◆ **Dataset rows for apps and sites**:
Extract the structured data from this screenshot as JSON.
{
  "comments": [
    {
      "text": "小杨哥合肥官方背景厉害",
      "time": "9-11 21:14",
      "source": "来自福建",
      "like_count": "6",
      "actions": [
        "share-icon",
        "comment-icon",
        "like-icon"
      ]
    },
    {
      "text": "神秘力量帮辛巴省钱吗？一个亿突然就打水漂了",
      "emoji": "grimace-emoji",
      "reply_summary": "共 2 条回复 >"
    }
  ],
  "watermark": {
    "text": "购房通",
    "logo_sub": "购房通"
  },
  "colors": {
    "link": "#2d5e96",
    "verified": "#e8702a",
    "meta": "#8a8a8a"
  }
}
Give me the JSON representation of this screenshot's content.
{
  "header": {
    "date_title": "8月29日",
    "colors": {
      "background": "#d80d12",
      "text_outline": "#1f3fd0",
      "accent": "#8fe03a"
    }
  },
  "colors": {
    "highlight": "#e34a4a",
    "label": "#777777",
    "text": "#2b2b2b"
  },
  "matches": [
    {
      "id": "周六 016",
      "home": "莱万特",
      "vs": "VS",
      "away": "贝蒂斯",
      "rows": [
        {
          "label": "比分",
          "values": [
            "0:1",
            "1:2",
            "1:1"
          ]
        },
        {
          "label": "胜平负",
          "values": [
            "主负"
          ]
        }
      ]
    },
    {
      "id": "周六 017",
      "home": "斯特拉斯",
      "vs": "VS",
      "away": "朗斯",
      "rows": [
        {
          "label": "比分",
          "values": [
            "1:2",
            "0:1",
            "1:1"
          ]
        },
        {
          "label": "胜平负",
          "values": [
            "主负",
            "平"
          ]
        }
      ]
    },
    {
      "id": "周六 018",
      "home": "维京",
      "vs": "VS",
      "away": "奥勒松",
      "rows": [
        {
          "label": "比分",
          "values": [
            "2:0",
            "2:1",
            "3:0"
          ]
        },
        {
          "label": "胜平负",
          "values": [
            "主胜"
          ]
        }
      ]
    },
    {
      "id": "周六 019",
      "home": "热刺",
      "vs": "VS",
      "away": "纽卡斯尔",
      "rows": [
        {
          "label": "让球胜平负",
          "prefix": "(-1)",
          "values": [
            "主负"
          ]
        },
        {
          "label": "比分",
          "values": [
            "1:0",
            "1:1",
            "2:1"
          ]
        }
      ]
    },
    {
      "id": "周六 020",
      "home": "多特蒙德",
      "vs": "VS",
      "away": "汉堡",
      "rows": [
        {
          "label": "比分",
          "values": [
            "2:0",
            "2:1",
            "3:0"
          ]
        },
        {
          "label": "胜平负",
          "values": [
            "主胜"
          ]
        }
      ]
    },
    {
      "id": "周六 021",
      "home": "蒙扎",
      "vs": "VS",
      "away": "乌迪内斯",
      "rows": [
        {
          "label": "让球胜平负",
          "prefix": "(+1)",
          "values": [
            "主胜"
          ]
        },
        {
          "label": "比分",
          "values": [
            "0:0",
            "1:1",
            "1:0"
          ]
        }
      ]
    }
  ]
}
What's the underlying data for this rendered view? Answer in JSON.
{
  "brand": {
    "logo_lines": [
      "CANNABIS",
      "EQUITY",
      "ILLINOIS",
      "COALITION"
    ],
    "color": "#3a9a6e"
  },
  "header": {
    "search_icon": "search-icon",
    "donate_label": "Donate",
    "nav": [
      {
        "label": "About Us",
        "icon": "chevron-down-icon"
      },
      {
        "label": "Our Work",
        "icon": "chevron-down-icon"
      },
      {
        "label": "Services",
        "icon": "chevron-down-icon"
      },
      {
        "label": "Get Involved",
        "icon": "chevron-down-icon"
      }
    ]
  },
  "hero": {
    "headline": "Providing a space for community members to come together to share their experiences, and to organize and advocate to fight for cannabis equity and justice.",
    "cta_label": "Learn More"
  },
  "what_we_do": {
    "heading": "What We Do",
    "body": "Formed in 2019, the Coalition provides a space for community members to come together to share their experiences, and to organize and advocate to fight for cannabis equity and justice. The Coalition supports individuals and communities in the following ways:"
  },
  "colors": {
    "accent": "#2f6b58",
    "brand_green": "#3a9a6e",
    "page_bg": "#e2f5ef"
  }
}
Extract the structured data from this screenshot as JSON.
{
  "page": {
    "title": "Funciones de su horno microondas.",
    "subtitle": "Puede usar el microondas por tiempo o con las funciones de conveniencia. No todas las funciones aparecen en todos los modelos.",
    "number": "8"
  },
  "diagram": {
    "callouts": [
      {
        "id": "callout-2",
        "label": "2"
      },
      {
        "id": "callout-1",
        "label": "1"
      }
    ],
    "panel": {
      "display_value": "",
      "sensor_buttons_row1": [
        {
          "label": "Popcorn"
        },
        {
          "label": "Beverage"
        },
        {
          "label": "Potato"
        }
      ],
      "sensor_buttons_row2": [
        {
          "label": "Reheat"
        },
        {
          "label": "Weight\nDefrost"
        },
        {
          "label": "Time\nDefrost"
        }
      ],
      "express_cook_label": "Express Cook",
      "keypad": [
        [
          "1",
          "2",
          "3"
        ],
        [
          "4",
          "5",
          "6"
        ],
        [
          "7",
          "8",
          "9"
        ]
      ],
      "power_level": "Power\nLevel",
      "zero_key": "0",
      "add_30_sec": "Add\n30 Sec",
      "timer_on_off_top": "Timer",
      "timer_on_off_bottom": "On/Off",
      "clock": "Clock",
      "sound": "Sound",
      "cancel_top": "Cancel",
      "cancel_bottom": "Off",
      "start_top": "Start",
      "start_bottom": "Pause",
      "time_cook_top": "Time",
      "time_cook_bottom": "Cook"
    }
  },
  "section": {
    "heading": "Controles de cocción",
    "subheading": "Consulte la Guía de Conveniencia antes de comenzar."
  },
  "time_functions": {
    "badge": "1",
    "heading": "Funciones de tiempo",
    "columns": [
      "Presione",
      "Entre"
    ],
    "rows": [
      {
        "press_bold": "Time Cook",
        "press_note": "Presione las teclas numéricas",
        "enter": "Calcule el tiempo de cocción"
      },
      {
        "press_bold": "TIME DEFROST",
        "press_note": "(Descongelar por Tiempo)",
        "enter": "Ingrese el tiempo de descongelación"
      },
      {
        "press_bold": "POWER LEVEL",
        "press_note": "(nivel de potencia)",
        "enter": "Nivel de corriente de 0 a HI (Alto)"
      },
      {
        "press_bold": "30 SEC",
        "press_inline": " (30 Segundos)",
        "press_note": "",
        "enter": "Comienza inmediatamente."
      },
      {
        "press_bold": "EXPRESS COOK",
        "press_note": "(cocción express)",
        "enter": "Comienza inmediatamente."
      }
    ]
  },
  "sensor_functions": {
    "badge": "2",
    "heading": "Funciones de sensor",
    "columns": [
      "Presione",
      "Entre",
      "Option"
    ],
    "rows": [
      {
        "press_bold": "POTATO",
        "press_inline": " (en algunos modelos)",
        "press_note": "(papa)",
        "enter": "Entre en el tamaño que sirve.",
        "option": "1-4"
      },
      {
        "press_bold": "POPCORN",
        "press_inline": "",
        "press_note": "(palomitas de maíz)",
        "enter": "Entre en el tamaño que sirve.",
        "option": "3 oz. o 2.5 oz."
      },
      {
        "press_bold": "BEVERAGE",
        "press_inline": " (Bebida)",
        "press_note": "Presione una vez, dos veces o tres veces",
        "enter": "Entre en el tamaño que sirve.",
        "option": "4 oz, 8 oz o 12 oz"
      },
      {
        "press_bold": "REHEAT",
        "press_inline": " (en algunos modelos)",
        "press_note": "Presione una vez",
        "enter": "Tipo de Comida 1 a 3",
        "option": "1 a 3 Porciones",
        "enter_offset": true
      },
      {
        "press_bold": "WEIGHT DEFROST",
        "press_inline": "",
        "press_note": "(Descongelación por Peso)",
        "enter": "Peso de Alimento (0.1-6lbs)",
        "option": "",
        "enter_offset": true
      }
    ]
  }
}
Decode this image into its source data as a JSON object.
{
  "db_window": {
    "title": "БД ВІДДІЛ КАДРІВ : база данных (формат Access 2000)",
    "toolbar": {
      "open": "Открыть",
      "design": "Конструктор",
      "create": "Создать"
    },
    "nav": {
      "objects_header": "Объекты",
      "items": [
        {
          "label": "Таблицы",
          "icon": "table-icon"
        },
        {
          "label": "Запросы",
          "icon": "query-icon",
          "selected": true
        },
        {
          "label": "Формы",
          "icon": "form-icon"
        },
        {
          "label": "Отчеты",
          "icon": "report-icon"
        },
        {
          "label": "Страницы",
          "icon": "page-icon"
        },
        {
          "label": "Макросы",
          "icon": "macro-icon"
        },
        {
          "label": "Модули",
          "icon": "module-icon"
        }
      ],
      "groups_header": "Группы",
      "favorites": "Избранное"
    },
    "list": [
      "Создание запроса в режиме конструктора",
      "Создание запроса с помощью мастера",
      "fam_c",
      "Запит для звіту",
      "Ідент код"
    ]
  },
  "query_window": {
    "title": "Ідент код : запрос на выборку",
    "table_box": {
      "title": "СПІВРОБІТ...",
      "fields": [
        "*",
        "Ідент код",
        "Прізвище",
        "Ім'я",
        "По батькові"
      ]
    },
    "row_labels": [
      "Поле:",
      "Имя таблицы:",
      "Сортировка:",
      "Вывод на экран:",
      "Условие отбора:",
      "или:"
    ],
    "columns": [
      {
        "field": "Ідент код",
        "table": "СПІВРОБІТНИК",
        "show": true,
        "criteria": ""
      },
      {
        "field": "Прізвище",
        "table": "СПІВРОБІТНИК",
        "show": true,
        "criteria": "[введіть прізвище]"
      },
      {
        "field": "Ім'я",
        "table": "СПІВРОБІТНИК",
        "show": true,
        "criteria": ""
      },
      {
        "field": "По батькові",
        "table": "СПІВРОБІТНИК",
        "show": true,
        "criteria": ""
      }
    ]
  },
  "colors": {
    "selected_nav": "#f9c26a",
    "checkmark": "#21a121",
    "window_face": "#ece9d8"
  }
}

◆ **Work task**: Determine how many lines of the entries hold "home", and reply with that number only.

◆ **Task result**: 6